EXERCISE INSTRUCTIONS:
The records under this task must be duplicated exactly.

AVAILABLE DATA:
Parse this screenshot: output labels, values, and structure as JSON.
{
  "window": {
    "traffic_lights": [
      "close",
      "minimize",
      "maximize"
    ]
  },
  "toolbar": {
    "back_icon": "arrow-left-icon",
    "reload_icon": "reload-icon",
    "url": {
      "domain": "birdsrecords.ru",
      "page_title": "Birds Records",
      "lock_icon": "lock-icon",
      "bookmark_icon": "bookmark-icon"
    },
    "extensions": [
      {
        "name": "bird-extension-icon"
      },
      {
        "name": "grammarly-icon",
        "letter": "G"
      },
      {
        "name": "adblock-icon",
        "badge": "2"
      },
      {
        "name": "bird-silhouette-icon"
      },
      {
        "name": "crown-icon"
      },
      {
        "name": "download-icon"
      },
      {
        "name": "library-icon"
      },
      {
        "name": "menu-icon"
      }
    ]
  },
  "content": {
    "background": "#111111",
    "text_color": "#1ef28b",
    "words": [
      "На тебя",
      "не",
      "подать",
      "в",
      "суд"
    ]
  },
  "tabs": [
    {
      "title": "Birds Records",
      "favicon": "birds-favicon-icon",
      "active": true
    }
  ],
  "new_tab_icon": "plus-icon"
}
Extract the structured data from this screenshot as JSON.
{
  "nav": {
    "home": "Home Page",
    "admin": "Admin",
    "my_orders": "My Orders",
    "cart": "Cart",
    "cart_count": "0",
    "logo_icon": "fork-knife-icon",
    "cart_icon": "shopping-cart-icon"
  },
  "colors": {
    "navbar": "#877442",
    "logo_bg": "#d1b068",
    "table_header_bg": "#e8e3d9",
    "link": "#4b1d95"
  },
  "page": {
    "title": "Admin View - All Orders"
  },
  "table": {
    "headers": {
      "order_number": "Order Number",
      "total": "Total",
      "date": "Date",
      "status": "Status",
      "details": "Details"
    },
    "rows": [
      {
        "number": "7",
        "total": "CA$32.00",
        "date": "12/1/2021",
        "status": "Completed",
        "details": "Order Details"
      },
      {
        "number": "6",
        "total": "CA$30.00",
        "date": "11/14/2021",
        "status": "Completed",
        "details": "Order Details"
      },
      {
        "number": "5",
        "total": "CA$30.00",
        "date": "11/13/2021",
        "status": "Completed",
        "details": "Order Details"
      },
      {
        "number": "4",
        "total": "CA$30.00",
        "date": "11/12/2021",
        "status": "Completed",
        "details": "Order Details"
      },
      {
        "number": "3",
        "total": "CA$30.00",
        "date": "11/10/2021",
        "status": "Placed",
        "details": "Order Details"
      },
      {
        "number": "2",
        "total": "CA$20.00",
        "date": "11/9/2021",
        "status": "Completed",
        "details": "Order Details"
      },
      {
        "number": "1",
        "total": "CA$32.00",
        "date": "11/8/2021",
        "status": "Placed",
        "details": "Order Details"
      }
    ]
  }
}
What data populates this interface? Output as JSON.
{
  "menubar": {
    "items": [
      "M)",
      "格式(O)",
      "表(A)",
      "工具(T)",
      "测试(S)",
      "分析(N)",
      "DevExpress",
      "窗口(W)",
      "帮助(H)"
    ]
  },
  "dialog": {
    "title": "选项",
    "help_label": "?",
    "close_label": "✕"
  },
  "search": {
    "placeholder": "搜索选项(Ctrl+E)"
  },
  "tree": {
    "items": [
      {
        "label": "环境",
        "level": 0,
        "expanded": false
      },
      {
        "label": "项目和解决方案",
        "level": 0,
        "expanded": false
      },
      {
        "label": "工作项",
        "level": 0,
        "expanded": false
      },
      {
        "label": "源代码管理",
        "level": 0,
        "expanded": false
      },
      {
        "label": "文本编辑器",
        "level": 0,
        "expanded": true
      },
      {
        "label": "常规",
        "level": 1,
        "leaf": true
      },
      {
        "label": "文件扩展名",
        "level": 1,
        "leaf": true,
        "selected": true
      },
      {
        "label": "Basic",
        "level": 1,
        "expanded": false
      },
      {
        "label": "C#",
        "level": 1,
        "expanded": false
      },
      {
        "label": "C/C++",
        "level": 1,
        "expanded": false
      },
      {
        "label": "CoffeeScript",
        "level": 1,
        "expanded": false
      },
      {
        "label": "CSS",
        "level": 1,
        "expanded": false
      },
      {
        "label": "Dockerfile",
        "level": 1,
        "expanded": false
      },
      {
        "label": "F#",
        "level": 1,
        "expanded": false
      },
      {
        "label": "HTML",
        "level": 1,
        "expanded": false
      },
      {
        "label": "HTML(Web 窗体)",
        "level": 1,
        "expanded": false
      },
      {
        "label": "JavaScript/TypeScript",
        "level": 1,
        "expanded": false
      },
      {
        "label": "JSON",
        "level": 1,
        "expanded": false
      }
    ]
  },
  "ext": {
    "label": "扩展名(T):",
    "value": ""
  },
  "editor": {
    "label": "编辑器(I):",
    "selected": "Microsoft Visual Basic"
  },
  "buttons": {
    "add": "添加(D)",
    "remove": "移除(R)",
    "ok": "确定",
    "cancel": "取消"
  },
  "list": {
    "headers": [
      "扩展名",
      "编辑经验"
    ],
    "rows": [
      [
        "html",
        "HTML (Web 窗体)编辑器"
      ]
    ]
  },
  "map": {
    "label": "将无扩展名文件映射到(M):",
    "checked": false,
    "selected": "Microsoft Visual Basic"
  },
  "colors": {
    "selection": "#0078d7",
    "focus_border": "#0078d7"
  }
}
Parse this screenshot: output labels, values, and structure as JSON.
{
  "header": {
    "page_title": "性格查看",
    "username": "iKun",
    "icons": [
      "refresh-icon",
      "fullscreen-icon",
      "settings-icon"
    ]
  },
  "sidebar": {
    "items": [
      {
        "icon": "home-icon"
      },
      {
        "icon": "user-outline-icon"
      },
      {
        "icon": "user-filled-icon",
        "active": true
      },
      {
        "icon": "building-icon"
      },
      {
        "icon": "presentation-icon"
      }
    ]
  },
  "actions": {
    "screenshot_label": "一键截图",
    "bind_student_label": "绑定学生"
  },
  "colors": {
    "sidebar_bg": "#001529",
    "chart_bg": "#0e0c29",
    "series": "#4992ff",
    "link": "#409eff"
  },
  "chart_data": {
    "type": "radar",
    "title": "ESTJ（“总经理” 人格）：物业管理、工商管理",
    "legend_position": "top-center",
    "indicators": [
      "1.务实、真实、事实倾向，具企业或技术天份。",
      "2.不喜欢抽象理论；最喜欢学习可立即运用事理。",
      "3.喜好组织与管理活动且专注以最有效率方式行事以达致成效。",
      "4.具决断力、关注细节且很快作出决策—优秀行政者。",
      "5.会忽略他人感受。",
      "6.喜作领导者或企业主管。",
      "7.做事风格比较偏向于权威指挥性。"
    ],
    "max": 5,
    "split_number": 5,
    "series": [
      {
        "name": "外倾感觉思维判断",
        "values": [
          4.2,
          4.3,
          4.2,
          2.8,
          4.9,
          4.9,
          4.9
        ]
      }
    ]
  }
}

ANSWER SPACE:
Parse this screenshot: output labels, values, and structure as JSON.
{
  "window": {
    "traffic_lights": [
      "close",
      "minimize",
      "maximize"
    ]
  },
  "toolbar": {
    "back_icon": "arrow-left-icon",
    "reload_icon": "reload-icon",
    "url": {
      "domain": "birdsrecords.ru",
      "page_title": "Birds Records",
      "lock_icon": "lock-icon",
      "bookmark_icon": "bookmark-icon"
    },
    "extensions": [
      {
        "name": "bird-extension-icon"
      },
      {
        "name": "grammarly-icon",
        "letter": "G"
      },
      {
        "name": "adblock-icon",
        "badge": "2"
      },
      {
        "name": "bird-silhouette-icon"
      },
      {
        "name": "crown-icon"
      },
      {
        "name": "download-icon"
      },
      {
        "name": "library-icon"
      },
      {
        "name": "menu-icon"
      }
    ]
  },
  "content": {
    "background": "#111111",
    "text_color": "#1ef28b",
    "words": [
      "На тебя",
      "не",
      "подать",
      "в",
      "суд"
    ]
  },
  "tabs": [
    {
      "title": "Birds Records",
      "favicon": "birds-favicon-icon",
      "active": true
    }
  ],
  "new_tab_icon": "plus-icon"
}
Extract the structured data from this screenshot as JSON.
{
  "nav": {
    "home": "Home Page",
    "admin": "Admin",
    "my_orders": "My Orders",
    "cart": "Cart",
    "cart_count": "0",
    "logo_icon": "fork-knife-icon",
    "cart_icon": "shopping-cart-icon"
  },
  "colors": {
    "navbar": "#877442",
    "logo_bg": "#d1b068",
    "table_header_bg": "#e8e3d9",
    "link": "#4b1d95"
  },
  "page": {
    "title": "Admin View - All Orders"
  },
  "table": {
    "headers": {
      "order_number": "Order Number",
      "total": "Total",
      "date": "Date",
      "status": "Status",
      "details": "Details"
    },
    "rows": [
      {
        "number": "7",
        "total": "CA$32.00",
        "date": "12/1/2021",
        "status": "Completed",
        "details": "Order Details"
      },
      {
        "number": "6",
        "total": "CA$30.00",
        "date": "11/14/2021",
        "status": "Completed",
        "details": "Order Details"
      },
      {
        "number": "5",
        "total": "CA$30.00",
        "date": "11/13/2021",
        "status": "Completed",
        "details": "Order Details"
      },
      {
        "number": "4",
        "total": "CA$30.00",
        "date": "11/12/2021",
        "status": "Completed",
        "details": "Order Details"
      },
      {
        "number": "3",
        "total": "CA$30.00",
        "date": "11/10/2021",
        "status": "Placed",
        "details": "Order Details"
      },
      {
        "number": "2",
        "total": "CA$20.00",
        "date": "11/9/2021",
        "status": "Completed",
        "details": "Order Details"
      },
      {
        "number": "1",
        "total": "CA$32.00",
        "date": "11/8/2021",
        "status": "Placed",
        "details": "Order Details"
      }
    ]
  }
}
What data populates this interface? Output as JSON.
{
  "menubar": {
    "items": [
      "M)",
      "格式(O)",
      "表(A)",
      "工具(T)",
      "测试(S)",
      "分析(N)",
      "DevExpress",
      "窗口(W)",
      "帮助(H)"
    ]
  },
  "dialog": {
    "title": "选项",
    "help_label": "?",
    "close_label": "✕"
  },
  "search": {
    "placeholder": "搜索选项(Ctrl+E)"
  },
  "tree": {
    "items": [
      {
        "label": "环境",
        "level": 0,
        "expanded": false
      },
      {
        "label": "项目和解决方案",
        "level": 0,
        "expanded": false
      },
      {
        "label": "工作项",
        "level": 0,
        "expanded": false
      },
      {
        "label": "源代码管理",
        "level": 0,
        "expanded": false
      },
      {
        "label": "文本编辑器",
        "level": 0,
        "expanded": true
      },
      {
        "label": "常规",
        "level": 1,
        "leaf": true
      },
      {
        "label": "文件扩展名",
        "level": 1,
        "leaf": true,
        "selected": true
      },
      {
        "label": "Basic",
        "level": 1,
        "expanded": false
      },
      {
        "label": "C#",
        "level": 1,
        "expanded": false
      },
      {
        "label": "C/C++",
        "level": 1,
        "expanded": false
      },
      {
        "label": "CoffeeScript",
        "level": 1,
        "expanded": false
      },
      {
        "label": "CSS",
        "level": 1,
        "expanded": false
      },
      {
        "label": "Dockerfile",
        "level": 1,
        "expanded": false
      },
      {
        "label": "F#",
        "level": 1,
        "expanded": false
      },
      {
        "label": "HTML",
        "level": 1,
        "expanded": false
      },
      {
        "label": "HTML(Web 窗体)",
        "level": 1,
        "expanded": false
      },
      {
        "label": "JavaScript/TypeScript",
        "level": 1,
        "expanded": false
      },
      {
        "label": "JSON",
        "level": 1,
        "expanded": false
      }
    ]
  },
  "ext": {
    "label": "扩展名(T):",
    "value": ""
  },
  "editor": {
    "label": "编辑器(I):",
    "selected": "Microsoft Visual Basic"
  },
  "buttons": {
    "add": "添加(D)",
    "remove": "移除(R)",
    "ok": "确定",
    "cancel": "取消"
  },
  "list": {
    "headers": [
      "扩展名",
      "编辑经验"
    ],
    "rows": [
      [
        "html",
        "HTML (Web 窗体)编辑器"
      ]
    ]
  },
  "map": {
    "label": "将无扩展名文件映射到(M):",
    "checked": false,
    "selected": "Microsoft Visual Basic"
  },
  "colors": {
    "selection": "#0078d7",
    "focus_border": "#0078d7"
  }
}
Parse this screenshot: output labels, values, and structure as JSON.
{
  "header": {
    "page_title": "性格查看",
    "username": "iKun",
    "icons": [
      "refresh-icon",
      "fullscreen-icon",
      "settings-icon"
    ]
  },
  "sidebar": {
    "items": [
      {
        "icon": "home-icon"
      },
      {
        "icon": "user-outline-icon"
      },
      {
        "icon": "user-filled-icon",
        "active": true
      },
      {
        "icon": "building-icon"
      },
      {
        "icon": "presentation-icon"
      }
    ]
  },
  "actions": {
    "screenshot_label": "一键截图",
    "bind_student_label": "绑定学生"
  },
  "colors": {
    "sidebar_bg": "#001529",
    "chart_bg": "#0e0c29",
    "series": "#4992ff",
    "link": "#409eff"
  },
  "chart_data": {
    "type": "radar",
    "title": "ESTJ（“总经理” 人格）：物业管理、工商管理",
    "legend_position": "top-center",
    "indicators": [
      "1.务实、真实、事实倾向，具企业或技术天份。",
      "2.不喜欢抽象理论；最喜欢学习可立即运用事理。",
      "3.喜好组织与管理活动且专注以最有效率方式行事以达致成效。",
      "4.具决断力、关注细节且很快作出决策—优秀行政者。",
      "5.会忽略他人感受。",
      "6.喜作领导者或企业主管。",
      "7.做事风格比较偏向于权威指挥性。"
    ],
    "max": 5,
    "split_number": 5,
    "series": [
      {
        "name": "外倾感觉思维判断",
        "values": [
          4.2,
          4.3,
          4.2,
          2.8,
          4.9,
          4.9,
          4.9
        ]
      }
    ]
  }
}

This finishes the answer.